Search This Blog


Teaching to my detriment

I’ve been involved with martial arts since 1985 and have always had a striking component to my training.  I started with hard styles of Uechi-Ryu and Shorin-Ryu Karate-Do, but found that I wasn’t training the way I was fighting.  I gravitated to the eclectic Goshin Jitsu which used a boxing and kickboxing framework for their striking which seemed more applicable.  I’ve trained for many years in Jeet Kune Do, which is more of a philosophy than a style as it evolves to what works rather than being a dogmatic method.  I subsequently became interested in Muay Thai and have trained that for over a decade.  The unfortunate side effect of training this long is that eventually you become the senior member of the class.  It is not because I am more skilled or more able that I coach, it is because I’ve been too dumb to quit.

Now that I’m doing muay thai private lessons my technique is under a microscope.  I have bad habits, mostly I assumed from injury and lay off.  In muay thai, the way that you throw kicks or knees is by extending on the base leg.  I don’t do that.  I see people doing it, but I don’t do it.  I teach the extension, but I don’t do it.  Sure I can blame deconditioned leg muscles or poor balance but honestly my legs are stronger now than they have been in years.  Training this week, we figured it out:  It’s a bad habit from teaching.

In order to show that I was using the point of the knee to strike and since on average people are smaller than me, I was pulling my knees and crouching so that I didn’t obliterate half my demo partner’s rib cage.  I look sort of like a toddler being toilet trained who is trying not to pee themselves.  The more you coach, the more you teach, the less you train.  So by demoing it to prove one point, I managed to teach myself wrong.  You can do the extension and rapidity of a knee well, and focus on that by “slapping” them with the distal anterior surface of the thigh rather than trying to drive the bony part of distal femur through their thorax.  Try.  You like.

The above point came up when we reviewed material from the Matee seminar a few weeks back.  We review catching the jab, cross, clearing the cross hand and pivot stepping while side clinching to deliver the knee.
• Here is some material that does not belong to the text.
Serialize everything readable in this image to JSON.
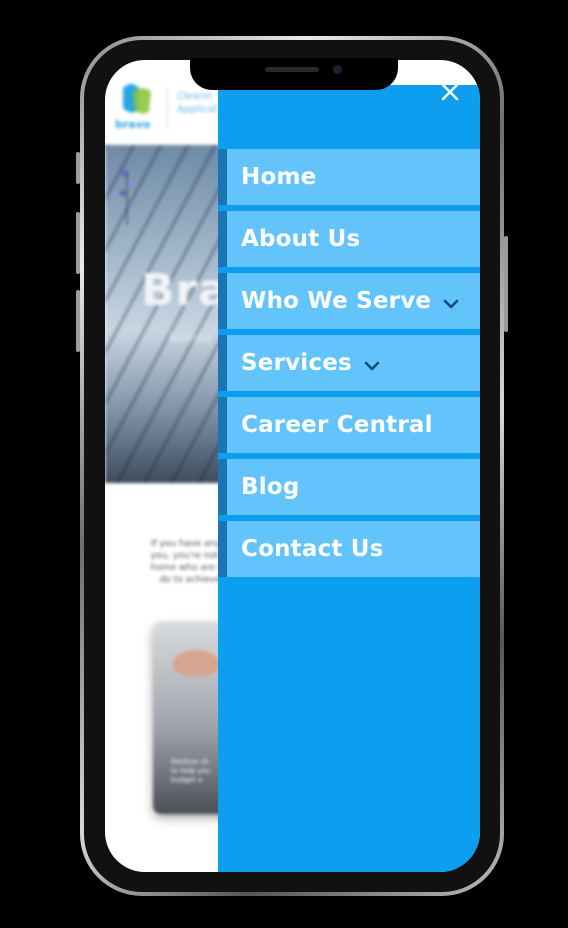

Alternatively you can slap their rear hand down and let them step into your rear horizontal elbow.

The other (cool) thing we worked on was saving yourself from a caught thai kick.  I threw the rear thai kick rapidly and relaxedly.  As soon as it hit, I rotate the knee outward and recovered.  Next when working with my coach, I threw the kick on Ian, who caught it.  The rotation freed my foot so that I could place it on his torso/hip and push kick away.  You’re not pulling your leg out, you’re freeing it to push your opponent away.

No comments: